CARD, a prepaid card startup, wants to build a banking platform off affinity marketing

Personalized debit cards from Card.com

Most banks approach personalization solely through the lens of digital experience. To CARD.com, however, personalization actually refers to the look and feel of its debit card.

Card’s website presents the offering as an attempt to make banking fun (“CARD.com treats you as an individual who is cool like James Dean,” the website states). Customers can order debit cards with images of their favorite sports players or movie stars (for example, Marilyn Monroe), along with nature, art and other themed categories. The prepaid cards are offered in partnership with The Bancorp Bank.

According to Card, a VC-backed startup founded in 2012 that so far has raised $18.6 million, affinity with a personalized image is a major customer acquisition driver. The company claims it has signed up more than 600,000 new accounts to date and is on track to surpass 1.5 million new accounts in 2019. That’s a sizable customer customer number, but whether affinity with a popular personality tied to a debit card will result in sustained customer growth still is an open question, analysts say.

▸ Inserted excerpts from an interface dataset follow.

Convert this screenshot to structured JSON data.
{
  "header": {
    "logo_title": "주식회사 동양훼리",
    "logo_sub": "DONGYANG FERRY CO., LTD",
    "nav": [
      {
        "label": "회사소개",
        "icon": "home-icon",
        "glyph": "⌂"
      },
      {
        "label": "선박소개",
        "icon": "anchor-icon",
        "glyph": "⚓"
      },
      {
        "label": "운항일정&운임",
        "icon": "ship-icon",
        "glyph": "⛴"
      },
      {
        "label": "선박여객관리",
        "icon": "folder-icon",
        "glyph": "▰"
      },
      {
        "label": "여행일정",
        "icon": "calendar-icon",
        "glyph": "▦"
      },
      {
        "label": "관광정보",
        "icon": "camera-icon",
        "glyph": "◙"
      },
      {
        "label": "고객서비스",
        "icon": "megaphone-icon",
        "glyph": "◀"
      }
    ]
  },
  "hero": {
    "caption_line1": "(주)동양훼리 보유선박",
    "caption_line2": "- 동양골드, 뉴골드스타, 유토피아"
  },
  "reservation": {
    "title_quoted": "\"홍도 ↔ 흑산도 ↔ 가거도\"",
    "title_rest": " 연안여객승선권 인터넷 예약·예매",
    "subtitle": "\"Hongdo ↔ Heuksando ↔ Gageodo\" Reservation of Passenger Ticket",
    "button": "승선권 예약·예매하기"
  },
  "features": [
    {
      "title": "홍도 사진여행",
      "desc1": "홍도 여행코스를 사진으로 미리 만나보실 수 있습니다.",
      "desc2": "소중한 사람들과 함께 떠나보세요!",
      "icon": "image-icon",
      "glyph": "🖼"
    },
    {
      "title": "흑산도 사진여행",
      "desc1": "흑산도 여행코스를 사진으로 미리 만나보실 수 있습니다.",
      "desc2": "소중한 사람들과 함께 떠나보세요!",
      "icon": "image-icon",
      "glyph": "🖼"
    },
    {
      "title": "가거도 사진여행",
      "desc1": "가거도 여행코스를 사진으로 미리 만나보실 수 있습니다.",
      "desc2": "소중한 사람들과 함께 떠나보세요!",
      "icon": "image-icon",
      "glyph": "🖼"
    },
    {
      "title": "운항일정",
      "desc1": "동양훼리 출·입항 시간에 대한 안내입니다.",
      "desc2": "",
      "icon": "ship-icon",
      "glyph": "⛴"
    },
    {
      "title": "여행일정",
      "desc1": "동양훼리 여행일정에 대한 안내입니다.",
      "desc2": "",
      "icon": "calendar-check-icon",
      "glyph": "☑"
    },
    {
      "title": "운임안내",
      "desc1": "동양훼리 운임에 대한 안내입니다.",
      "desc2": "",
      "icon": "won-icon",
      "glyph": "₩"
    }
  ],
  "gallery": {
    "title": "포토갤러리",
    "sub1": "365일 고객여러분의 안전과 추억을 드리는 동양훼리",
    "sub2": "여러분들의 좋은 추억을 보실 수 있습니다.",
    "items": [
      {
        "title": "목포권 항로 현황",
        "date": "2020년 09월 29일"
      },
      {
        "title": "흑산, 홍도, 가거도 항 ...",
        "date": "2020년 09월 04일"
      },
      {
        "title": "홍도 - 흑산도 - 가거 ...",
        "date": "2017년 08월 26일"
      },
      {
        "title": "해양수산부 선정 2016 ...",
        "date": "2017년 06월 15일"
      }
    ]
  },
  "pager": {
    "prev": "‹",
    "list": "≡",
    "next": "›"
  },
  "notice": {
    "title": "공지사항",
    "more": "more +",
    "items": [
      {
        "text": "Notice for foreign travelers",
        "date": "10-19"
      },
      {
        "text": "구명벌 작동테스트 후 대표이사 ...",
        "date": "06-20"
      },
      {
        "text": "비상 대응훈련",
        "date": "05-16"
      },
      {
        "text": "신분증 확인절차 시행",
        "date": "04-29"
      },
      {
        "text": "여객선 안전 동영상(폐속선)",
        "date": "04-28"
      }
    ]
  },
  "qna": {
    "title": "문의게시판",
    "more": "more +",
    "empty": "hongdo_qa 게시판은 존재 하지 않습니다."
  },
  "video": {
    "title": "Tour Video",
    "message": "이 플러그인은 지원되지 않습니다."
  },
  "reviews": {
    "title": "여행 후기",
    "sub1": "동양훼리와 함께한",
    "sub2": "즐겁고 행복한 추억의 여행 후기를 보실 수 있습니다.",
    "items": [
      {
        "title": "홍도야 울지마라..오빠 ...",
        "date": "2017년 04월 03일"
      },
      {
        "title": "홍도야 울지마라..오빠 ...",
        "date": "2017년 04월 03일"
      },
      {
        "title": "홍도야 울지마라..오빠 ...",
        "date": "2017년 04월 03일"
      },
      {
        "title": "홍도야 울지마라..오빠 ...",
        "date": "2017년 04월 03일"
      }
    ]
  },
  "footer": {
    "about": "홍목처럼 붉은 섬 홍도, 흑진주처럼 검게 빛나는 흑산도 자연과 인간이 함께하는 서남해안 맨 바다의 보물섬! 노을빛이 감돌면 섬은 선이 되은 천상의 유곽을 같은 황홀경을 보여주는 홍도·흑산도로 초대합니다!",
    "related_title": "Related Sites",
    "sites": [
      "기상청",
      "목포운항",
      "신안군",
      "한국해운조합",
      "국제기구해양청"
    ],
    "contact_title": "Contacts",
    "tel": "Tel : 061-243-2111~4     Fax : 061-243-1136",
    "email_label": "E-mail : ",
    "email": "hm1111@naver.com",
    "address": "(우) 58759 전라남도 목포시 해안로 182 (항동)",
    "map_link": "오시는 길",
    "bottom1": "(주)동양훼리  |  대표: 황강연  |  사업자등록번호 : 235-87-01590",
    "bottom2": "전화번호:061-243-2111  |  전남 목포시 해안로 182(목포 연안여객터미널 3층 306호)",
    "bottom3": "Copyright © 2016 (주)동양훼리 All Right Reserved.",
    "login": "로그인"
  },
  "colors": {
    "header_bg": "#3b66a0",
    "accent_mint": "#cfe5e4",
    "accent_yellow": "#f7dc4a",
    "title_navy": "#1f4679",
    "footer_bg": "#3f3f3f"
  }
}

CEO Tim Coltrell said Card plans to evolve the prepaid card product to include direct-deposit capabilities and other feature releases like gift cards, overdrafts and a credit builder for customers with a lack of credit history or bad credit. The account currently allows getting paychecks two days early, a fee-free ATM network and fee-free cash back at merchant checkouts. Customers need to maintain a $1,000 balance to get a $9.95 monthly fee waived, but Coltrell said the direct deposit account that will launch in a few months will eliminate the monthly fee altogether.

“The idea is, if people love the images, can we have a product that fits their need?” Cottrell said. The company currently is at break-even status and generates revenue from interchange (debit card swipe fees charged to merchants) and fees. Its marketing mix includes search and paid social media posts, with an emphasis on Facebook as a channel.

Whether or not the product will stick ultimately will depend on user experience. “Right now, they’ve got an existing customer base and [future success] will depend on how they can leverage that,” said Alyson Clarke, principal analyst at Forrester. “You have to add value to customers beyond just a debit card; companies like Chime and Monzo are helping people improve their financial positions.”

Should Card be able to capitalize on customer growth and additional revenue streams, it may have a good foundation for a viable business model, according to Tony DeSanctis, senior director at Cornerstone Advisors. “GreenDot basically has done the same thing,” he said in an email to Bank Innovation.”They have leveraged the prepaid product into a ‘checking’-like solution and are currently the ‘bank’ behind Walmart and Apple Cash. It actually is not a bad model if you can get the scale where you need it to be.”